Tesla's Wardenclyffe work was over almost before it began. While the tower was still under construction, Marconi made his famous trans-Atlantic radio broadcast, robbing Tesla of his great moment, and the stock market crashed. J. Pierpont Morgan, who financed Wardenclyffe, was already dubious about providing free electricity, and backed out of the deal. The government demolished the tower in 1917 as a wartime security measure [sources: Jonnes; PBS; Vujovic].
Like any great movie scientist or Bond villain, any self-respecting science god requires a secret laboratory -- preferably one located in some remote locale and bristling with mad machines. Tesla had two.
In 1899, Tesla constructed a lab in Colorado Springs, Colo., to delve into the mysteries of high voltage and high frequency electricity [sources: Jonnes; PBS; Vujovic]. In one experiment, a 42-foot (12.8-meter) metal mast drove huge electrical impulses into the ground; in another, a Tesla coil shot 100-foot (30.5-meter) arcs of electricity across the room. The latter's surge blew out the electric company's dynamo and cast Colorado Springs into darkness [sources: Jonnes; PBS].

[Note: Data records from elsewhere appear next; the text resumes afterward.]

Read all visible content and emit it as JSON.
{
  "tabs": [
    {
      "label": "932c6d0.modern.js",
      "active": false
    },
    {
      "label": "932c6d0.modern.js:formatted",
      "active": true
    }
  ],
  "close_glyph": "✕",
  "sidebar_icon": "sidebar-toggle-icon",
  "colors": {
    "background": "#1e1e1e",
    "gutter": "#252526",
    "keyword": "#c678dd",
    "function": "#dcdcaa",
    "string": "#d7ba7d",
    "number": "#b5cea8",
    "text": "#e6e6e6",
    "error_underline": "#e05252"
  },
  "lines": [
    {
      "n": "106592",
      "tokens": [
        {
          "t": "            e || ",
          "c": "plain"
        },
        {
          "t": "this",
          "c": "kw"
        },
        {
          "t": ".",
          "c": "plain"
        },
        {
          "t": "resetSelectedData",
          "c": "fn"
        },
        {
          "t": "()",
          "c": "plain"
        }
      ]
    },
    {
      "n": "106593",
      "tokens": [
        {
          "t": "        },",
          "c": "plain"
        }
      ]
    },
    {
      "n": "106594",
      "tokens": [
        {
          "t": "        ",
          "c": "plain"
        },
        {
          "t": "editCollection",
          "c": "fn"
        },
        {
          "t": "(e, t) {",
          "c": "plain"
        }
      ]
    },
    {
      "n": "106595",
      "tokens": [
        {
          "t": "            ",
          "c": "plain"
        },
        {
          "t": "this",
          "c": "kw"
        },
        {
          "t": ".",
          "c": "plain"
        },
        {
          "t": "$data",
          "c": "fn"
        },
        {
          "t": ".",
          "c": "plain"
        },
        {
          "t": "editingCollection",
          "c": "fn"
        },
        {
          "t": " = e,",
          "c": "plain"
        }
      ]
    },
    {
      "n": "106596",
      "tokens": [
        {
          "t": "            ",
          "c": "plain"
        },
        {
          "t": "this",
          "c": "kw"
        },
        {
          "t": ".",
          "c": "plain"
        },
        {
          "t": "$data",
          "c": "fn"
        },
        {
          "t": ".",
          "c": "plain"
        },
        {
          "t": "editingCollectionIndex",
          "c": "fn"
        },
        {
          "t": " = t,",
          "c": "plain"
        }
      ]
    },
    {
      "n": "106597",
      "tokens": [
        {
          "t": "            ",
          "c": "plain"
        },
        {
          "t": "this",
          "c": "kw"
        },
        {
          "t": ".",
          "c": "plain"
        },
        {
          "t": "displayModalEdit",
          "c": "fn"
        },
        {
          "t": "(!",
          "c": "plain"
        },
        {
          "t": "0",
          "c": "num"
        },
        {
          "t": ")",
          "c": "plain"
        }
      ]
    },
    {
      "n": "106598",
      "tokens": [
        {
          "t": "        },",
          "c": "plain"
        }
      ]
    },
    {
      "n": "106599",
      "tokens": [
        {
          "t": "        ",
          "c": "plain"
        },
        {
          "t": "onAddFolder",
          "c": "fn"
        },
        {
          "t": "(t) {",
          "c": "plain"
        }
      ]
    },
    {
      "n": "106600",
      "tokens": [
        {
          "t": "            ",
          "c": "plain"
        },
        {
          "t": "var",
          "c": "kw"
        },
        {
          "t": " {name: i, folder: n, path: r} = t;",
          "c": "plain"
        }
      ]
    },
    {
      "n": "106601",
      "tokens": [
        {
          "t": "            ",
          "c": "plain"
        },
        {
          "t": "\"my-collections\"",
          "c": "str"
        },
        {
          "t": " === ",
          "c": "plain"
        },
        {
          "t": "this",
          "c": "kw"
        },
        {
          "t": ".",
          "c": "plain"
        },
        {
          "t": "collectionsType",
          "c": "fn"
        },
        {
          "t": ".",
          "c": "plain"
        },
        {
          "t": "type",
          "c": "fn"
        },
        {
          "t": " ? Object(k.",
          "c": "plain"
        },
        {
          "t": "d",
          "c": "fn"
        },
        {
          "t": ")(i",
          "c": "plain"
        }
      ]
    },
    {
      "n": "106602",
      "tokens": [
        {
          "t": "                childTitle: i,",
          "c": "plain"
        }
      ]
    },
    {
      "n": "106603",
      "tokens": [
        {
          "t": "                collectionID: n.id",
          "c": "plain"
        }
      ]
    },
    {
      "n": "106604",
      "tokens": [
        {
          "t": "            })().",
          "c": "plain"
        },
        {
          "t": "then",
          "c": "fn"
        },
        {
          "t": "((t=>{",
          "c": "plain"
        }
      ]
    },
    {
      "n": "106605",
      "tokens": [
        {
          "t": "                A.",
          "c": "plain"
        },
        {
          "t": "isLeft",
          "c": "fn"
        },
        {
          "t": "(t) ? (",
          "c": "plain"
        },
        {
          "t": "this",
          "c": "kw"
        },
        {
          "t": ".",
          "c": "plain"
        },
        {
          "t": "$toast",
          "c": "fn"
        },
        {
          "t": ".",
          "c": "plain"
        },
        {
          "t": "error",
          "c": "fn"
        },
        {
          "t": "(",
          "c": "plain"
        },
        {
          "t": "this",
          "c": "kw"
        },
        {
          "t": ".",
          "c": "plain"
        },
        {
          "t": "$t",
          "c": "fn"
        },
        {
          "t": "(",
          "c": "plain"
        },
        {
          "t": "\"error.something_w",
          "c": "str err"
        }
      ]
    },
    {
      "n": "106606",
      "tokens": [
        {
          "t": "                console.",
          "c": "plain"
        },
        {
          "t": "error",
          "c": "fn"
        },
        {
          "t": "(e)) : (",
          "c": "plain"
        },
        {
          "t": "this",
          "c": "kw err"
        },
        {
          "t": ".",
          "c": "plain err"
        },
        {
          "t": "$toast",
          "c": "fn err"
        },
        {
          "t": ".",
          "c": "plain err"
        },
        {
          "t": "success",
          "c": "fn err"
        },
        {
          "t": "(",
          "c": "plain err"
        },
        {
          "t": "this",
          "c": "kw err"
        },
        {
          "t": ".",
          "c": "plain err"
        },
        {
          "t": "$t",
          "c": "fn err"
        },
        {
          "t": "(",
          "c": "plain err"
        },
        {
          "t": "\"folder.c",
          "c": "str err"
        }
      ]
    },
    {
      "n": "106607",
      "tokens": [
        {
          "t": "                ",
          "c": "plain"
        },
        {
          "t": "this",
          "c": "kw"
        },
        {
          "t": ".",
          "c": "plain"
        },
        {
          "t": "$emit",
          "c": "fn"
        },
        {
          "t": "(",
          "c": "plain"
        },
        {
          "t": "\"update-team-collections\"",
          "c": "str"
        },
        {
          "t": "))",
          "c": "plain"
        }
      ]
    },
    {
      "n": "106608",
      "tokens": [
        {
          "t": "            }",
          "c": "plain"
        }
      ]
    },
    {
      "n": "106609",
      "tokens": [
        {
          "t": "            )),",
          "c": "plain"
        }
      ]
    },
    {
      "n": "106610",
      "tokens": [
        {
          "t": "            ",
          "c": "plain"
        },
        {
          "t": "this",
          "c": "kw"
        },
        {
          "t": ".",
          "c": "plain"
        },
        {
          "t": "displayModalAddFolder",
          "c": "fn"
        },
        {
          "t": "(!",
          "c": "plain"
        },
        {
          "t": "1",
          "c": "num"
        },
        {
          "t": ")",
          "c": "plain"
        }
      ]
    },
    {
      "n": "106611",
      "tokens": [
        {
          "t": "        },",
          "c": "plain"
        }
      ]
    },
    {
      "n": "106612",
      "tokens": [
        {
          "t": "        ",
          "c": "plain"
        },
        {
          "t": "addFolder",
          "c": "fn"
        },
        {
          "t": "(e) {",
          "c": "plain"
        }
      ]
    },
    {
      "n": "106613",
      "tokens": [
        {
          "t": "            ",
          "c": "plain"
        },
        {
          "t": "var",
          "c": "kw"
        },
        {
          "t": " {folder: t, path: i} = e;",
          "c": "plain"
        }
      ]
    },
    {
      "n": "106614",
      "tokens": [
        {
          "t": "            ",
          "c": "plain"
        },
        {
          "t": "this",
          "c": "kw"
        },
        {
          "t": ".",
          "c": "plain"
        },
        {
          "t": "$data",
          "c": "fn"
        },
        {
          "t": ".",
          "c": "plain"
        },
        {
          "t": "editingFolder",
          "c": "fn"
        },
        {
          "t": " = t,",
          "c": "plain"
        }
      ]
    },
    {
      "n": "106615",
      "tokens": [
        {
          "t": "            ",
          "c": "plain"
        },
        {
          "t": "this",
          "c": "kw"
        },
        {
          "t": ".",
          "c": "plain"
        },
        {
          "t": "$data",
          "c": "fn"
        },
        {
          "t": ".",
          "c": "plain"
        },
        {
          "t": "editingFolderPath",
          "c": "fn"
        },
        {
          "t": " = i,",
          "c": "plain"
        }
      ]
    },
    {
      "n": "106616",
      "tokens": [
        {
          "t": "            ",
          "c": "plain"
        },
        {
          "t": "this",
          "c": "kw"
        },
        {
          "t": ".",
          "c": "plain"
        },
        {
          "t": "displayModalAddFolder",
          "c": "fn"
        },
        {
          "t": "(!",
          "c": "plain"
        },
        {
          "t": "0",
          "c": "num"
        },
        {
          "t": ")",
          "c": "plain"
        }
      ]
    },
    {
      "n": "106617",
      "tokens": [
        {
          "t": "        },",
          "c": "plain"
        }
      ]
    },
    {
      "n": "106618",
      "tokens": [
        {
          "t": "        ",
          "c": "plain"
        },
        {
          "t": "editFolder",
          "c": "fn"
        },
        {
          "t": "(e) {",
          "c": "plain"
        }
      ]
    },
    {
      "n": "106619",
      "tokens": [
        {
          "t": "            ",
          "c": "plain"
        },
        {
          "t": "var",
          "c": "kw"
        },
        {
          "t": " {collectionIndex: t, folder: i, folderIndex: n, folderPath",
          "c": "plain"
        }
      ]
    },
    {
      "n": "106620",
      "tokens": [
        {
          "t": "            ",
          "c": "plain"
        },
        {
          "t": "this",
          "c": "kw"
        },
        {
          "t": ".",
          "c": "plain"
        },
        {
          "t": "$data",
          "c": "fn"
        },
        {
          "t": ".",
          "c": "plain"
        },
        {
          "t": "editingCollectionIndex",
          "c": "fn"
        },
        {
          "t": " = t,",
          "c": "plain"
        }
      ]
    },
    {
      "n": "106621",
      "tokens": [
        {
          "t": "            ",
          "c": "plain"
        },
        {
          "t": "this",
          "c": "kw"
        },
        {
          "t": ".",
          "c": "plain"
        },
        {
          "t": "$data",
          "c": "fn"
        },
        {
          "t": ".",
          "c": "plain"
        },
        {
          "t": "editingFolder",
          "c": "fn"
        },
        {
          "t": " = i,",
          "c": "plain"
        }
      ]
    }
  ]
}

While at Colorado Springs, Tesla proved the existence of terrestrial stationary waves -- a means by which the Earth could conduct energy at certain electrical frequencies -- by illuminating 200 lamps from 25 miles (40 kilometers) away [sources: PBS; Vujovic]. As far as we know (contrary to the film "The Prestige"), he never worked on human teleportation.
Tesla later built his second secret lab, Wardenclyffe, closer to his Manhattan home. The Shoreham, Long Island, facility featured a 50-ton, 187-foot-high (45,000-kilogram, 57-meter-high) transmitting tower above a 120-foot-deep (36.6-meter-deep) well, along with 16 iron pipes sunk 300 feet (91.4 meters) deeper. Tesla planned to transmit power through the planet, using the rods to "get a grip of the Earth ... so that the whole of this globe can quiver." [sources: Greenfieldboyce; Jonnes; PBS].